Resilience Officer

Wellenkamp added, “In tandem with [the bill’s] passage, our organizations are calling on the president-elect to create the position of White House chief resilience officer to coordinate and organize congressional work [on flood and disaster resilience] across the federal portfolio.”

“Here in Minnesota and specifically in Saint Paul, we have been leading on resilience,” said Mayor Melvin Carter of Saint Paul, Minn. “Not only through the work Reps. Betty McCollum and Angie Craig have done, but at the local level, too, where we are responding to increased flooding along the Mississippi; that is why I created the position of chief resilience officer for my city, and we have developed a comprehensive climate action and resilience plan.”  “Improving natural infrastructure along the Mississippi River corridor is a major part of our resilience strategy.”

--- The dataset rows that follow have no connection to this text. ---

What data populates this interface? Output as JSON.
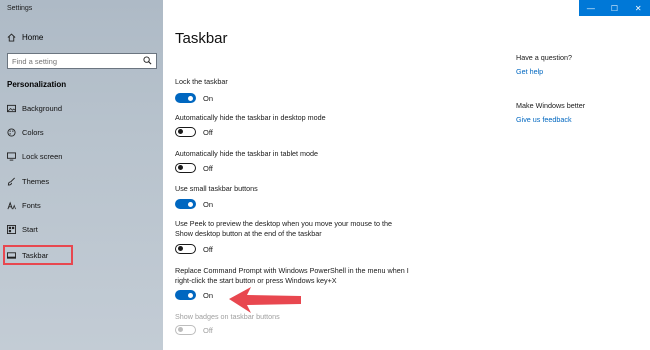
{
  "window": {
    "title": "Settings",
    "controls": {
      "minimize": "—",
      "maximize": "☐",
      "close": "✕"
    }
  },
  "sidebar": {
    "home_label": "Home",
    "search_placeholder": "Find a setting",
    "section_label": "Personalization",
    "items": [
      {
        "label": "Background",
        "icon": "image-icon"
      },
      {
        "label": "Colors",
        "icon": "palette-icon"
      },
      {
        "label": "Lock screen",
        "icon": "monitor-lock-icon"
      },
      {
        "label": "Themes",
        "icon": "brush-icon"
      },
      {
        "label": "Fonts",
        "icon": "font-icon"
      },
      {
        "label": "Start",
        "icon": "start-icon"
      },
      {
        "label": "Taskbar",
        "icon": "taskbar-icon",
        "selected": true
      }
    ]
  },
  "main": {
    "title": "Taskbar",
    "settings": [
      {
        "label": "Lock the taskbar",
        "state": "On"
      },
      {
        "label": "Automatically hide the taskbar in desktop mode",
        "state": "Off"
      },
      {
        "label": "Automatically hide the taskbar in tablet mode",
        "state": "Off"
      },
      {
        "label": "Use small taskbar buttons",
        "state": "On"
      },
      {
        "label": "Use Peek to preview the desktop when you move your mouse to the Show desktop button at the end of the taskbar",
        "state": "Off"
      },
      {
        "label": "Replace Command Prompt with Windows PowerShell in the menu when I right-click the start button or press Windows key+X",
        "state": "On"
      },
      {
        "label": "Show badges on taskbar buttons",
        "state": "Off",
        "disabled": true
      }
    ]
  },
  "help": {
    "question_heading": "Have a question?",
    "question_link": "Get help",
    "feedback_heading": "Make Windows better",
    "feedback_link": "Give us feedback"
  },
  "colors": {
    "accent": "#0067c0",
    "highlight": "#e8474f"
  }
}
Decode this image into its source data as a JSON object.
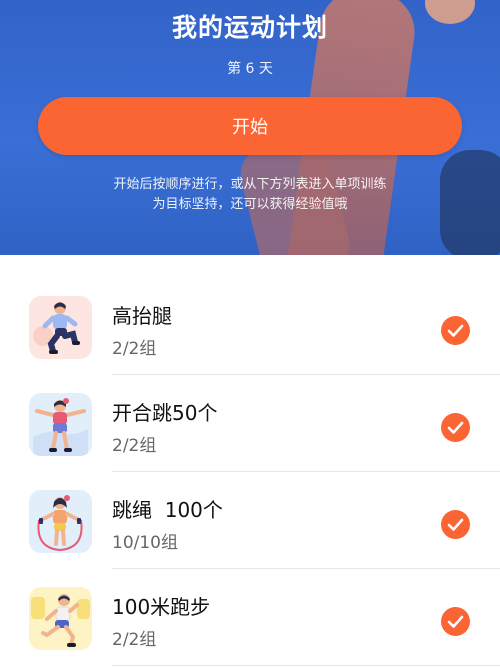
{
  "header": {
    "title": "我的运动计划",
    "day_label": "第 6 天",
    "start_label": "开始",
    "hint_line1": "开始后按顺序进行，或从下方列表进入单项训练",
    "hint_line2": "为目标坚持，还可以获得经验值哦"
  },
  "exercises": [
    {
      "name": "高抬腿",
      "sets": "2/2组",
      "icon": "high-knees-illustration",
      "completed": true
    },
    {
      "name": "开合跳50个",
      "sets": "2/2组",
      "icon": "jumping-jacks-illustration",
      "completed": true
    },
    {
      "name": "跳绳  100个",
      "sets": "10/10组",
      "icon": "jump-rope-illustration",
      "completed": true
    },
    {
      "name": "100米跑步",
      "sets": "2/2组",
      "icon": "sprint-illustration",
      "completed": true
    }
  ],
  "colors": {
    "accent": "#fb6433",
    "header_blue": "#3a6fd6"
  }
}
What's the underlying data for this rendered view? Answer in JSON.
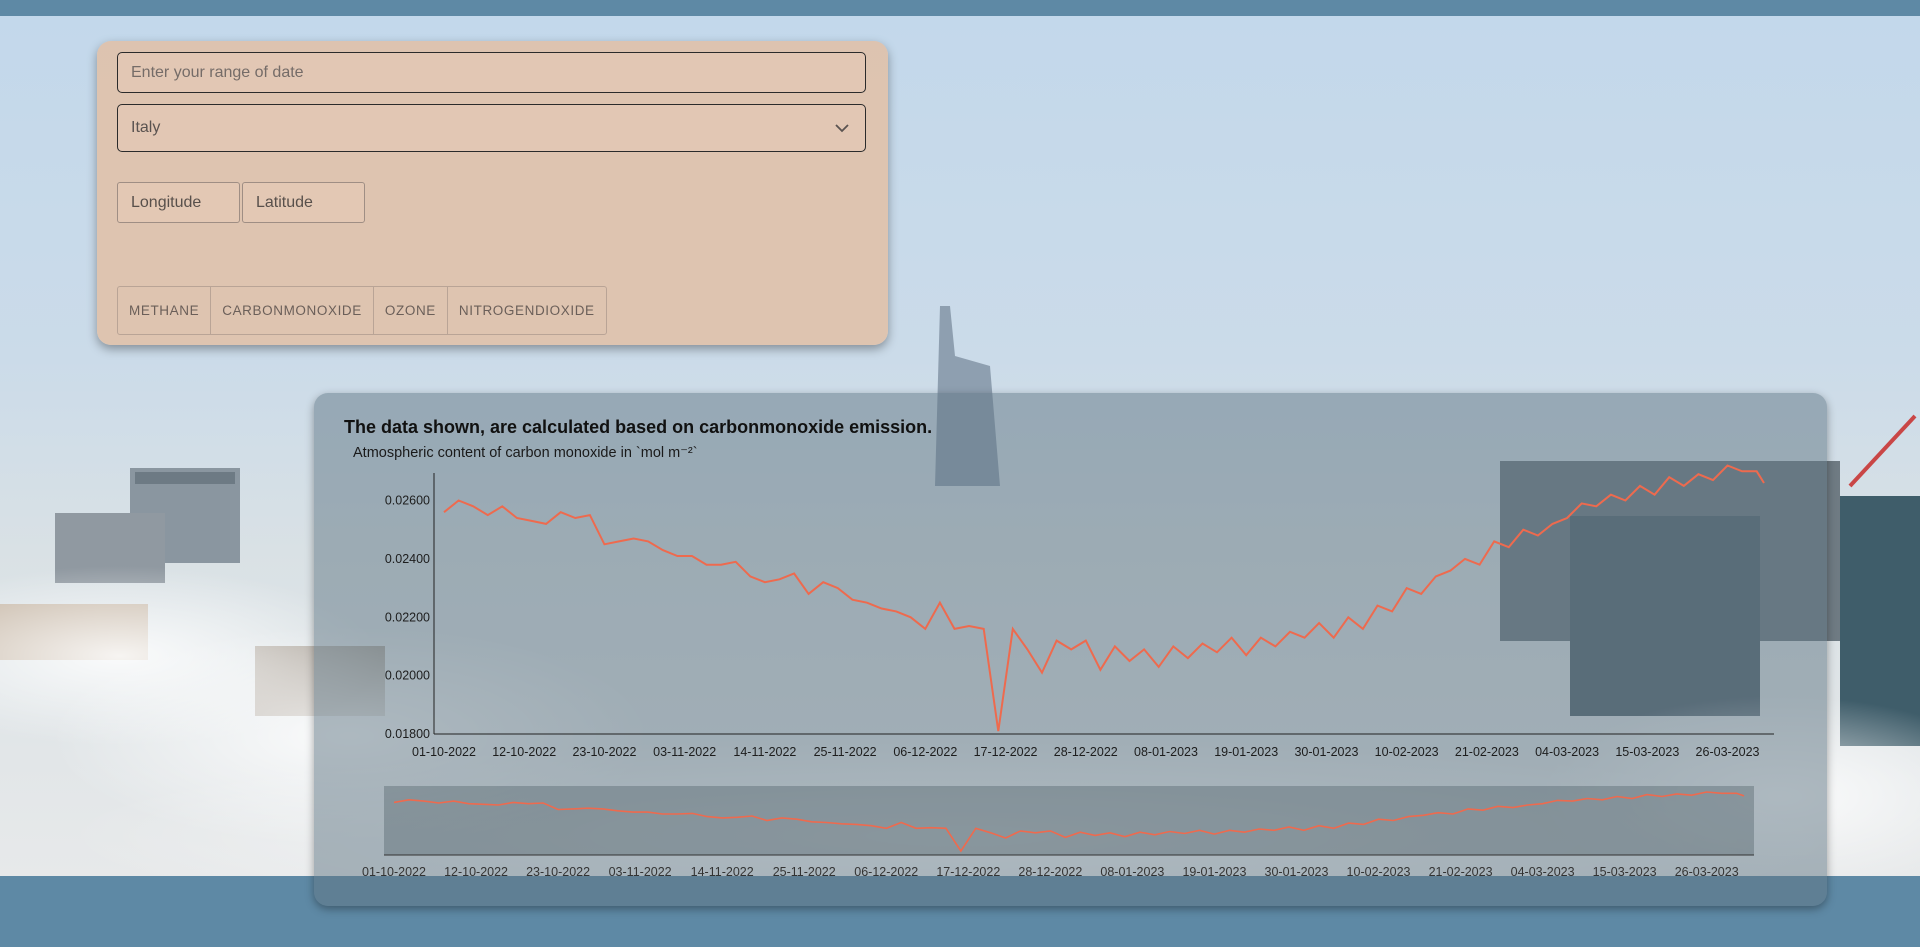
{
  "controls": {
    "date_placeholder": "Enter your range of date",
    "country_selected": "Italy",
    "longitude_label": "Longitude",
    "latitude_label": "Latitude",
    "gas_buttons": [
      "METHANE",
      "CARBONMONOXIDE",
      "OZONE",
      "NITROGENDIOXIDE"
    ]
  },
  "card": {
    "heading": "The data shown, are calculated based on carbonmonoxide emission."
  },
  "colors": {
    "line": "#ee6a4e",
    "panel": "#e0c1aa",
    "card": "#607684"
  },
  "chart_data": {
    "type": "line",
    "title": "Atmospheric content of carbon monoxide in `mol m⁻²`",
    "x_tick_labels": [
      "01-10-2022",
      "12-10-2022",
      "23-10-2022",
      "03-11-2022",
      "14-11-2022",
      "25-11-2022",
      "06-12-2022",
      "17-12-2022",
      "28-12-2022",
      "08-01-2023",
      "19-01-2023",
      "30-01-2023",
      "10-02-2023",
      "21-02-2023",
      "04-03-2023",
      "15-03-2023",
      "26-03-2023"
    ],
    "y_tick_labels": [
      "0.01800",
      "0.02000",
      "0.02200",
      "0.02400",
      "0.02600"
    ],
    "ylim": [
      0.018,
      0.0266
    ],
    "grid": false,
    "has_navigator": true,
    "series": [
      {
        "x": [
          "01-10-2022",
          "03-10-2022",
          "05-10-2022",
          "07-10-2022",
          "09-10-2022",
          "11-10-2022",
          "13-10-2022",
          "15-10-2022",
          "17-10-2022",
          "19-10-2022",
          "21-10-2022",
          "23-10-2022",
          "25-10-2022",
          "27-10-2022",
          "29-10-2022",
          "31-10-2022",
          "02-11-2022",
          "04-11-2022",
          "06-11-2022",
          "08-11-2022",
          "10-11-2022",
          "12-11-2022",
          "14-11-2022",
          "16-11-2022",
          "18-11-2022",
          "20-11-2022",
          "22-11-2022",
          "24-11-2022",
          "26-11-2022",
          "28-11-2022",
          "30-11-2022",
          "02-12-2022",
          "04-12-2022",
          "06-12-2022",
          "08-12-2022",
          "10-12-2022",
          "12-12-2022",
          "14-12-2022",
          "16-12-2022",
          "18-12-2022",
          "20-12-2022",
          "22-12-2022",
          "24-12-2022",
          "26-12-2022",
          "28-12-2022",
          "30-12-2022",
          "01-01-2023",
          "03-01-2023",
          "05-01-2023",
          "07-01-2023",
          "09-01-2023",
          "11-01-2023",
          "13-01-2023",
          "15-01-2023",
          "17-01-2023",
          "19-01-2023",
          "21-01-2023",
          "23-01-2023",
          "25-01-2023",
          "27-01-2023",
          "29-01-2023",
          "31-01-2023",
          "02-02-2023",
          "04-02-2023",
          "06-02-2023",
          "08-02-2023",
          "10-02-2023",
          "12-02-2023",
          "14-02-2023",
          "16-02-2023",
          "18-02-2023",
          "20-02-2023",
          "22-02-2023",
          "24-02-2023",
          "26-02-2023",
          "28-02-2023",
          "02-03-2023",
          "04-03-2023",
          "06-03-2023",
          "08-03-2023",
          "10-03-2023",
          "12-03-2023",
          "14-03-2023",
          "16-03-2023",
          "18-03-2023",
          "20-03-2023",
          "22-03-2023",
          "24-03-2023",
          "26-03-2023",
          "28-03-2023",
          "30-03-2023",
          "31-03-2023"
        ],
        "values": [
          0.0256,
          0.026,
          0.0258,
          0.0255,
          0.0258,
          0.0254,
          0.0253,
          0.0252,
          0.0256,
          0.0254,
          0.0255,
          0.0245,
          0.0246,
          0.0247,
          0.0246,
          0.0243,
          0.0241,
          0.0241,
          0.0238,
          0.0238,
          0.0239,
          0.0234,
          0.0232,
          0.0233,
          0.0235,
          0.0228,
          0.0232,
          0.023,
          0.0226,
          0.0225,
          0.0223,
          0.0222,
          0.022,
          0.0216,
          0.0225,
          0.0216,
          0.0217,
          0.0216,
          0.0181,
          0.0216,
          0.0209,
          0.0201,
          0.0212,
          0.0209,
          0.0212,
          0.0202,
          0.021,
          0.0205,
          0.0209,
          0.0203,
          0.021,
          0.0206,
          0.0211,
          0.0208,
          0.0213,
          0.0207,
          0.0213,
          0.021,
          0.0215,
          0.0213,
          0.0218,
          0.0213,
          0.022,
          0.0216,
          0.0224,
          0.0222,
          0.023,
          0.0228,
          0.0234,
          0.0236,
          0.024,
          0.0238,
          0.0246,
          0.0244,
          0.025,
          0.0248,
          0.0252,
          0.0254,
          0.0259,
          0.0258,
          0.0262,
          0.026,
          0.0265,
          0.0262,
          0.0268,
          0.0265,
          0.0269,
          0.0267,
          0.0272,
          0.027,
          0.027,
          0.0266
        ]
      }
    ]
  }
}
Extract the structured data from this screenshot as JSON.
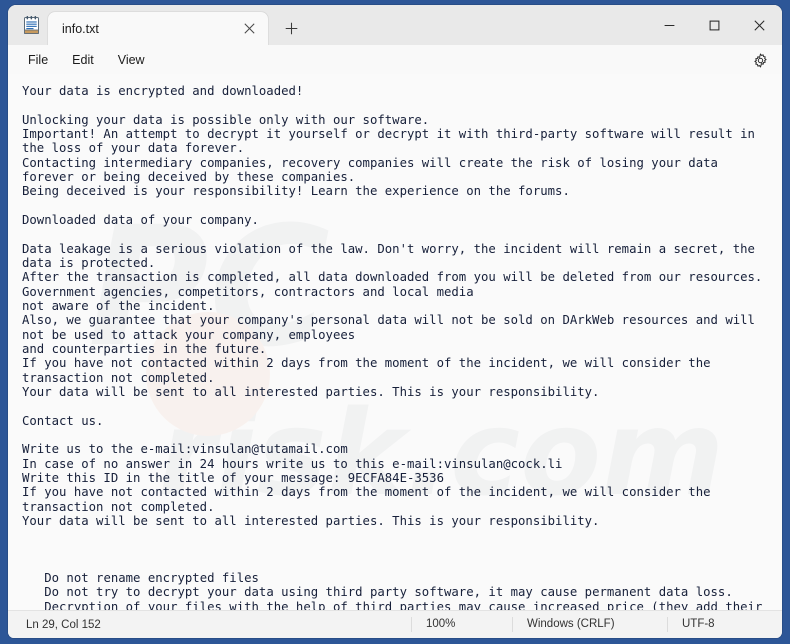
{
  "window": {
    "app_icon": "notepad-icon",
    "minimize_label": "—",
    "maximize_label": "☐",
    "close_label": "✕"
  },
  "tabs": [
    {
      "title": "info.txt",
      "close_label": "✕"
    }
  ],
  "new_tab_label": "+",
  "menubar": {
    "items": [
      "File",
      "Edit",
      "View"
    ],
    "settings_icon": "gear-icon"
  },
  "editor": {
    "content": "Your data is encrypted and downloaded!\n\nUnlocking your data is possible only with our software.\nImportant! An attempt to decrypt it yourself or decrypt it with third-party software will result in the loss of your data forever.\nContacting intermediary companies, recovery companies will create the risk of losing your data forever or being deceived by these companies.\nBeing deceived is your responsibility! Learn the experience on the forums.\n\nDownloaded data of your company.\n\nData leakage is a serious violation of the law. Don't worry, the incident will remain a secret, the data is protected.\nAfter the transaction is completed, all data downloaded from you will be deleted from our resources. Government agencies, competitors, contractors and local media\nnot aware of the incident.\nAlso, we guarantee that your company's personal data will not be sold on DArkWeb resources and will not be used to attack your company, employees\nand counterparties in the future.\nIf you have not contacted within 2 days from the moment of the incident, we will consider the transaction not completed.\nYour data will be sent to all interested parties. This is your responsibility.\n\nContact us.\n\nWrite us to the e-mail:vinsulan@tutamail.com\nIn case of no answer in 24 hours write us to this e-mail:vinsulan@cock.li\nWrite this ID in the title of your message: 9ECFA84E-3536\nIf you have not contacted within 2 days from the moment of the incident, we will consider the transaction not completed.\nYour data will be sent to all interested parties. This is your responsibility.\n\n\n\n   Do not rename encrypted files\n   Do not try to decrypt your data using third party software, it may cause permanent data loss.\n   Decryption of your files with the help of third parties may cause increased price (they add their fee to our) or you can become a victim of a scam."
  },
  "statusbar": {
    "position": "Ln 29, Col 152",
    "zoom": "100%",
    "line_ending": "Windows (CRLF)",
    "encoding": "UTF-8"
  },
  "colors": {
    "desktop": "#2d5697",
    "window_bg": "#fafafa",
    "text": "#17203a",
    "titlebar": "#e9e9e9",
    "statusbar": "#f3f3f3"
  }
}
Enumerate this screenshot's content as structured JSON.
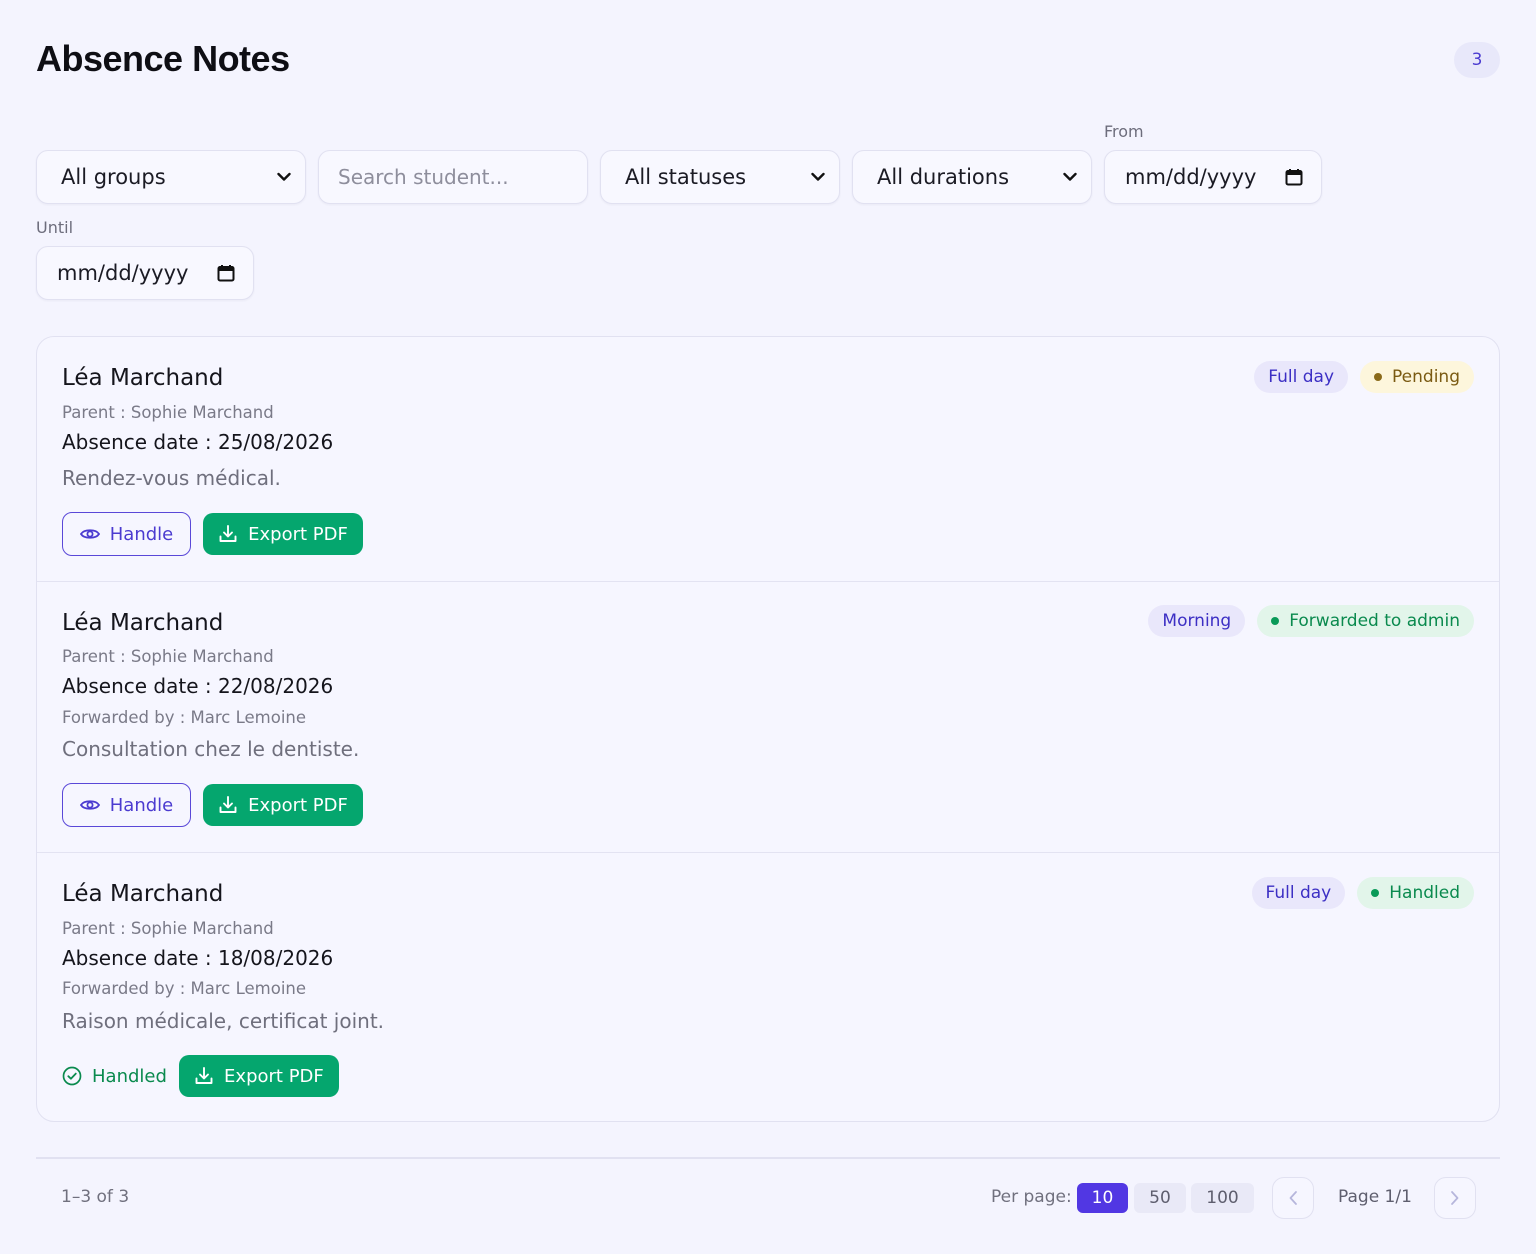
{
  "header": {
    "title": "Absence Notes",
    "count": "3"
  },
  "filters": {
    "group": "All groups",
    "search_placeholder": "Search student...",
    "status": "All statuses",
    "duration": "All durations",
    "from_label": "From",
    "from_value": "mm/dd/yyyy",
    "until_label": "Until",
    "until_value": "mm/dd/yyyy"
  },
  "notes": [
    {
      "student": "Léa Marchand",
      "parent": "Parent : Sophie Marchand",
      "absence_date": "Absence date : 25/08/2026",
      "forwarded_by": "",
      "reason": "Rendez-vous médical.",
      "duration_tag": "Full day",
      "status_tag": "Pending",
      "status_color": "#8a6a1a",
      "handle_label": "Handle",
      "export_label": "Export PDF"
    },
    {
      "student": "Léa Marchand",
      "parent": "Parent : Sophie Marchand",
      "absence_date": "Absence date : 22/08/2026",
      "forwarded_by": "Forwarded by : Marc Lemoine",
      "reason": "Consultation chez le dentiste.",
      "duration_tag": "Morning",
      "status_tag": "Forwarded to admin",
      "status_color": "#0a9a58",
      "handle_label": "Handle",
      "export_label": "Export PDF"
    },
    {
      "student": "Léa Marchand",
      "parent": "Parent : Sophie Marchand",
      "absence_date": "Absence date : 18/08/2026",
      "forwarded_by": "Forwarded by : Marc Lemoine",
      "reason": "Raison médicale, certificat joint.",
      "duration_tag": "Full day",
      "status_tag": "Handled",
      "status_color": "#0a9a58",
      "handled_label": "Handled",
      "export_label": "Export PDF"
    }
  ],
  "pagination": {
    "range": "1–3 of 3",
    "per_page_label": "Per page:",
    "per_page_options": [
      "10",
      "50",
      "100"
    ],
    "per_page_selected": "10",
    "page_info": "Page 1/1"
  },
  "colors": {
    "accent": "#5137e3",
    "success": "#05a66e",
    "background": "#f4f4fe"
  }
}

Chuck Chaitovitz, vice president, environmental affairs and sustainability, U.S. Chamber of Commerce, said, “Raising the importance of resilience to federal program leaders requires the strategic and unifying position of CRO that reports directly to the president. Pre-disaster mitigation and resilience is good public policy. We urge the president-elect to create this position on day one.”